Courtesy Bryan Fung
Honduras lacked a national education system until the
1950s. Before the reforms of 1957, education was the
privilege of those who could afford to send their children
private institutions. The government of Ramón Villeda
(1957-63) introduced reforms that led to the establishment
national public education system and began a school
The Honduran constitution states that a free primary
is obligatory for every child between the ages of seven
fourteen. The reality of the Honduran educational system
more grim. Because of a lack of schools, understaffed
high cost of materials needed for these schools, and the
quality of public education, a good education is still
privilege of the few who can afford to send their children
Statistical information shows that the state of the
education system remains poor (see
table 3, Appendix A).
cited by the Ministry of Education suggest that Honduras
from widespread illiteracy (more than 40 percent of the
population and more than 80 percent in rural areas). A
percentage of children do not receive formal education.
in rural areas, schools are not readily accessible. When
accessible, they often consist of joint-grade instruction
only the third grade. Schools are so understaffed that
teachers have up to eighty children in one classroom.
Only 43 percent of children enrolled in public schools
the primary level. Of all children entering the first
30 percent go on to secondary school, and only 8 percent
to the university.
The quality of instruction in Honduran public schools
impaired by poor teacher training. The situation is
worsened by the
extremely low wages paid to teachers, lack of effective
date instruction materials, outdated teaching methods,
administration, and lack of physical facilities.
Because of the deficiencies of public education, the
1970 have seen the proliferation of private schools. With
exceptions, however, private education is popularly viewed
profit-making enterprise. Great skepticism remains
quality of the education that private schools offer.
The National Autonomous University of Honduras
Nacional Autónoma de Honduras--UNAH) is the primary
higher learning. Located in Tegucigalpa, the UNAH was
1847 and became an autonomous institution in 1957. The
has approximately 30,000 students, with branches in San
and La Ceiba.
Honduras counts three private universities, none of
which is yet
considered a credible educational alternative to the
UNAH. One is the extremely small José Cecilio del Valle

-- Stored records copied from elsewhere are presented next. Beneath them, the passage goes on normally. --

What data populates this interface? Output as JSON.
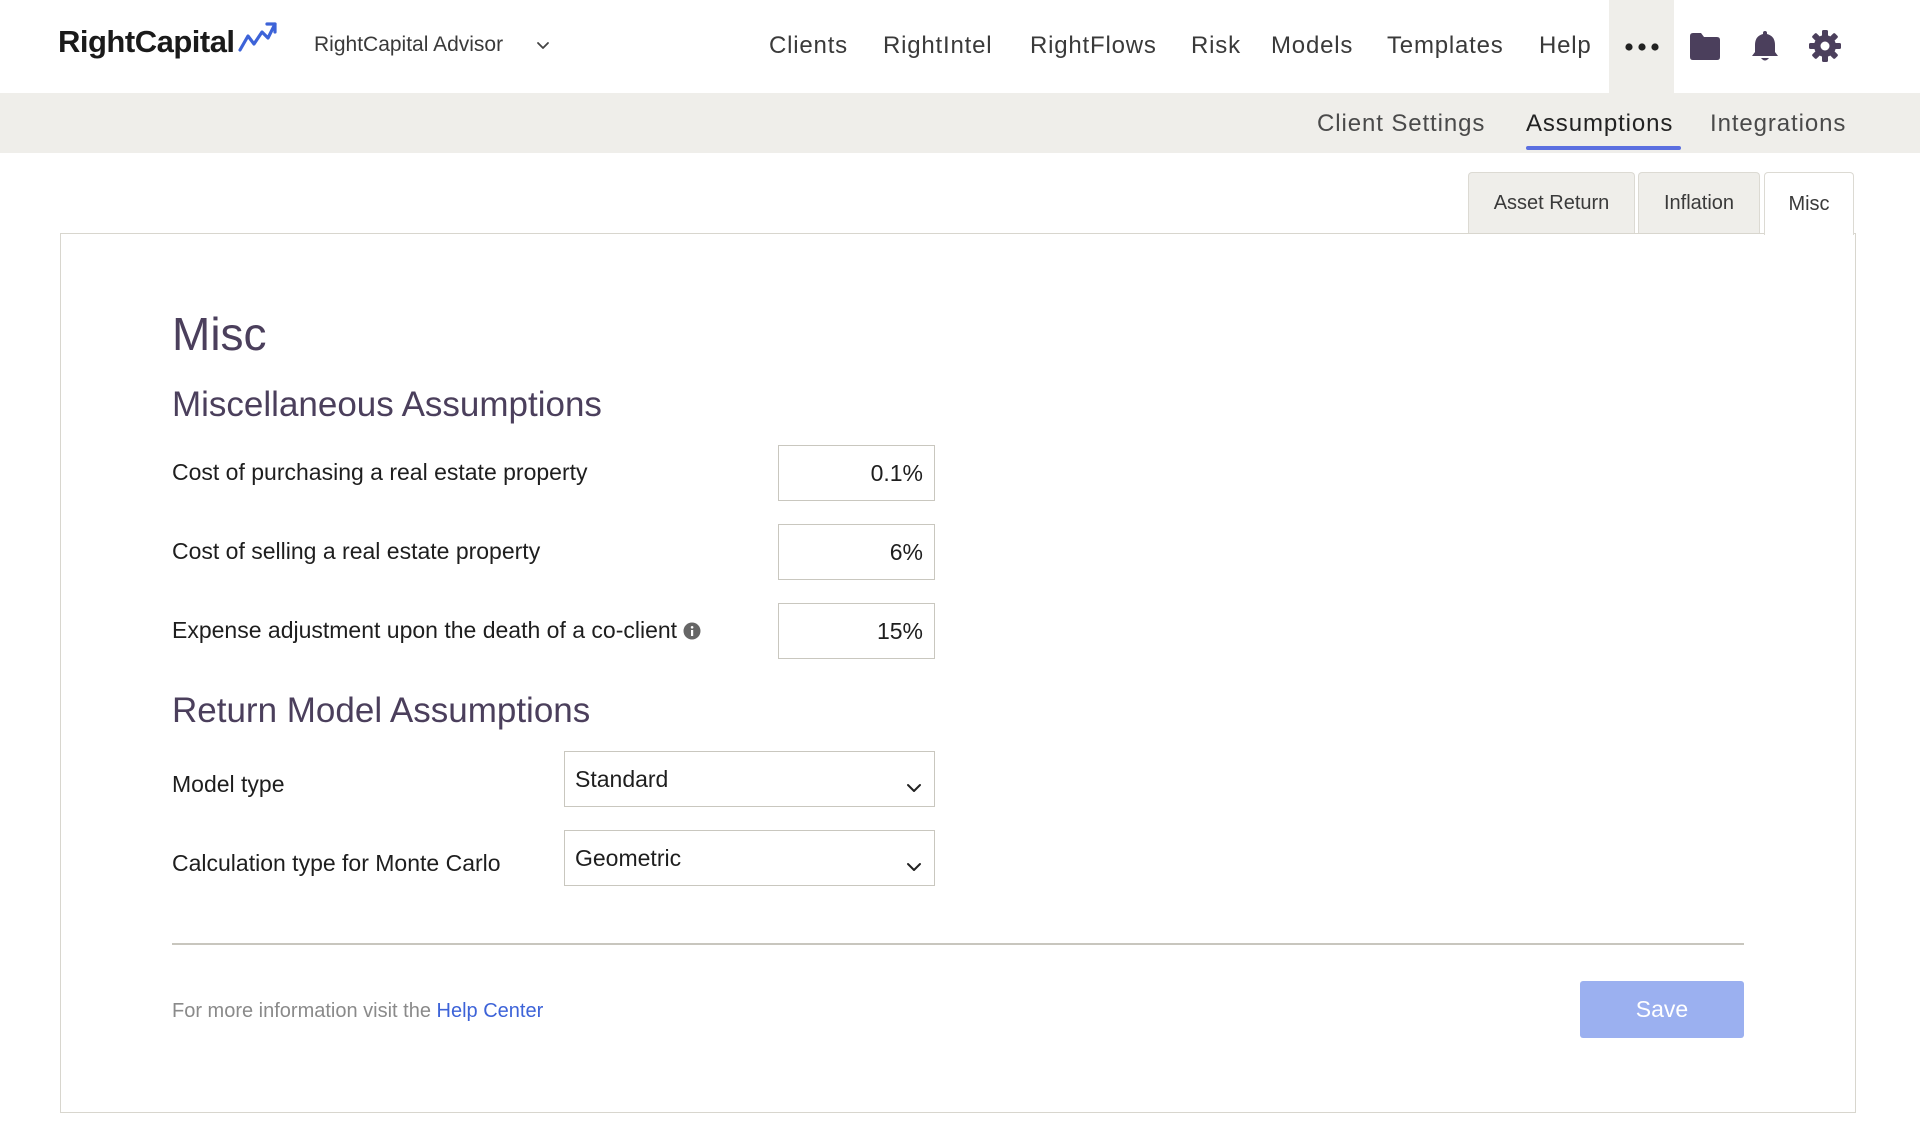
{
  "brand": {
    "name": "RightCapital",
    "accent": "#3d63d8"
  },
  "header": {
    "firm_selector": "RightCapital Advisor",
    "nav": [
      "Clients",
      "RightIntel",
      "RightFlows",
      "Risk",
      "Models",
      "Templates",
      "Help"
    ],
    "icons": [
      "more-icon",
      "folder-icon",
      "bell-icon",
      "gear-icon"
    ]
  },
  "subnav": {
    "tabs": [
      "Client Settings",
      "Assumptions",
      "Integrations"
    ],
    "active": "Assumptions"
  },
  "card_tabs": {
    "tabs": [
      "Asset Return",
      "Inflation",
      "Misc"
    ],
    "active": "Misc"
  },
  "page": {
    "title": "Misc",
    "misc_section": {
      "heading": "Miscellaneous Assumptions",
      "fields": [
        {
          "label": "Cost of purchasing a real estate property",
          "value": "0.1%"
        },
        {
          "label": "Cost of selling a real estate property",
          "value": "6%"
        },
        {
          "label": "Expense adjustment upon the death of a co-client",
          "value": "15%",
          "has_info": true
        }
      ]
    },
    "return_section": {
      "heading": "Return Model Assumptions",
      "fields": [
        {
          "label": "Model type",
          "value": "Standard"
        },
        {
          "label": "Calculation type for Monte Carlo",
          "value": "Geometric"
        }
      ]
    },
    "footer": {
      "text": "For more information visit the ",
      "link": "Help Center",
      "save": "Save"
    }
  }
}
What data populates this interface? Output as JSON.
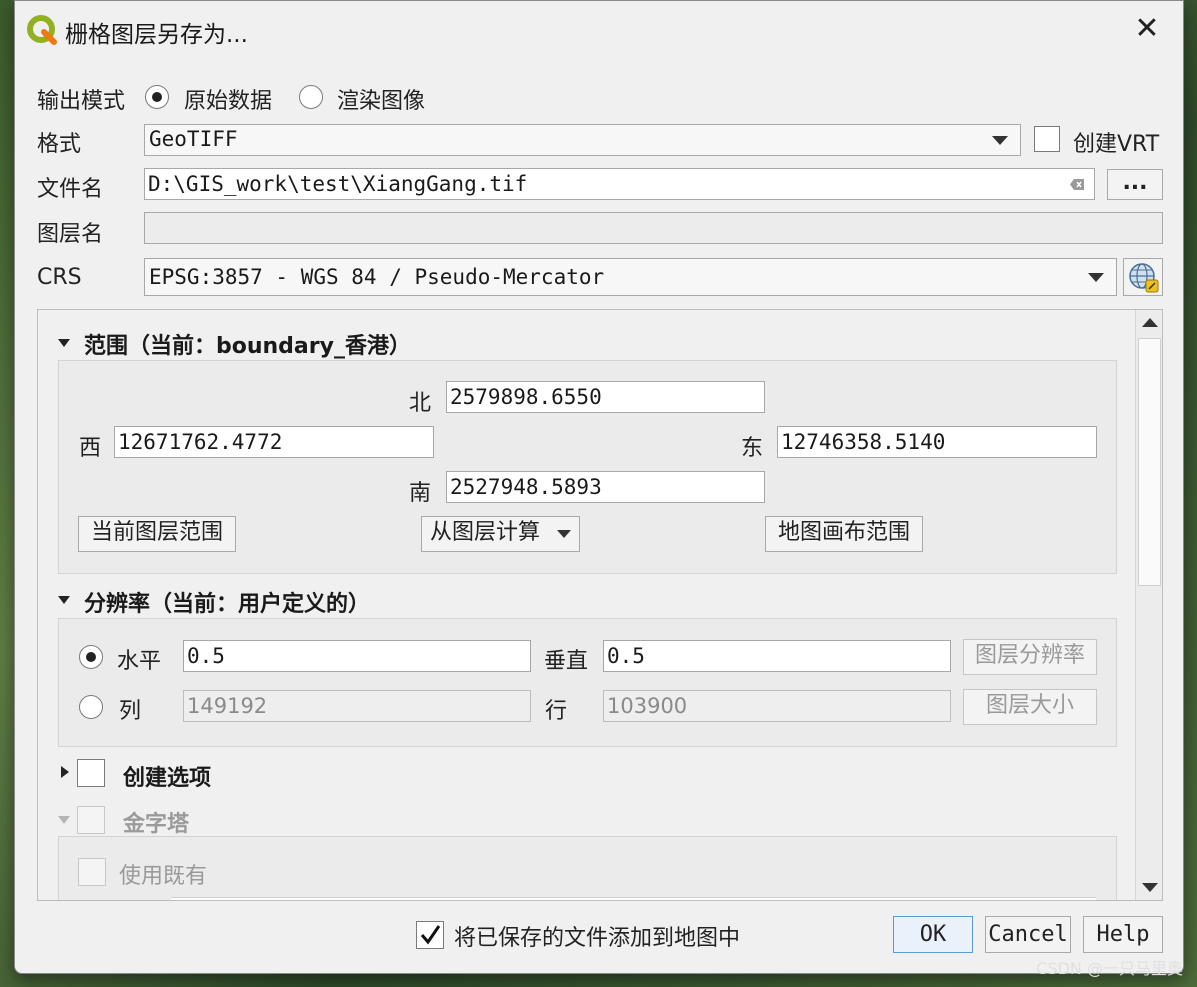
{
  "window": {
    "title": "栅格图层另存为..."
  },
  "output_mode": {
    "label": "输出模式",
    "option_raw": "原始数据",
    "option_rendered": "渲染图像",
    "selected": "原始数据"
  },
  "format": {
    "label": "格式",
    "value": "GeoTIFF",
    "create_vrt_label": "创建VRT"
  },
  "filename": {
    "label": "文件名",
    "value": "D:\\GIS_work\\test\\XiangGang.tif",
    "browse_label": "..."
  },
  "layer_name": {
    "label": "图层名",
    "value": ""
  },
  "crs": {
    "label": "CRS",
    "value": "EPSG:3857 - WGS 84 / Pseudo-Mercator"
  },
  "extent": {
    "title": "范围（当前：boundary_香港）",
    "north_label": "北",
    "north": "2579898.6550",
    "west_label": "西",
    "west": "12671762.4772",
    "east_label": "东",
    "east": "12746358.5140",
    "south_label": "南",
    "south": "2527948.5893",
    "btn_current_layer": "当前图层范围",
    "btn_from_layer": "从图层计算",
    "btn_map_canvas": "地图画布范围"
  },
  "resolution": {
    "title": "分辨率（当前：用户定义的）",
    "horizontal_label": "水平",
    "horizontal": "0.5",
    "vertical_label": "垂直",
    "vertical": "0.5",
    "btn_layer_resolution": "图层分辨率",
    "columns_label": "列",
    "columns": "149192",
    "rows_label": "行",
    "rows": "103900",
    "btn_layer_size": "图层大小"
  },
  "create_options": {
    "title": "创建选项"
  },
  "pyramids": {
    "title": "金字塔",
    "use_existing": "使用既有"
  },
  "footer": {
    "add_to_map_label": "将已保存的文件添加到地图中",
    "ok": "OK",
    "cancel": "Cancel",
    "help": "Help"
  },
  "watermark": "CSDN @一只马里奥"
}
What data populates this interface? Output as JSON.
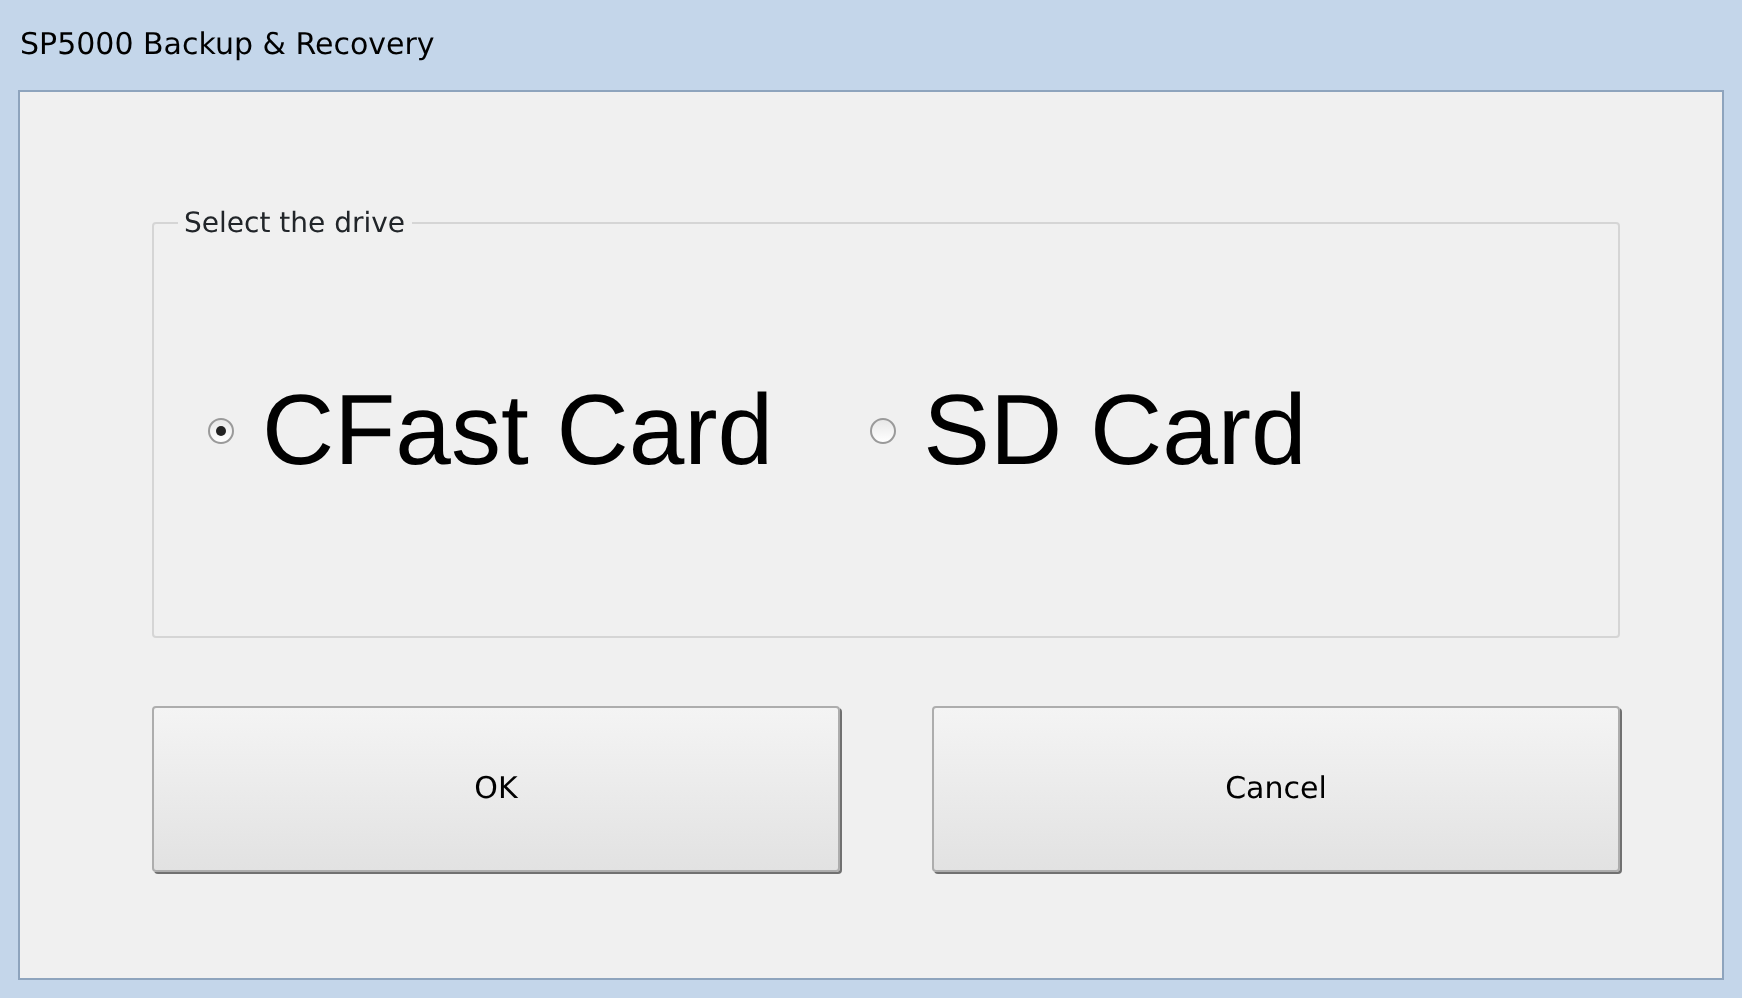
{
  "window": {
    "title": "SP5000 Backup & Recovery"
  },
  "group": {
    "label": "Select the drive",
    "options": [
      {
        "label": "CFast Card",
        "selected": true
      },
      {
        "label": "SD Card",
        "selected": false
      }
    ]
  },
  "buttons": [
    {
      "label": "OK"
    },
    {
      "label": "Cancel"
    }
  ]
}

in Tegucigalpa. Another private university is the Central
Technological University, also in Tegucigalpa. The third
university is the University of San Pedro Sula.
Data as of December 1993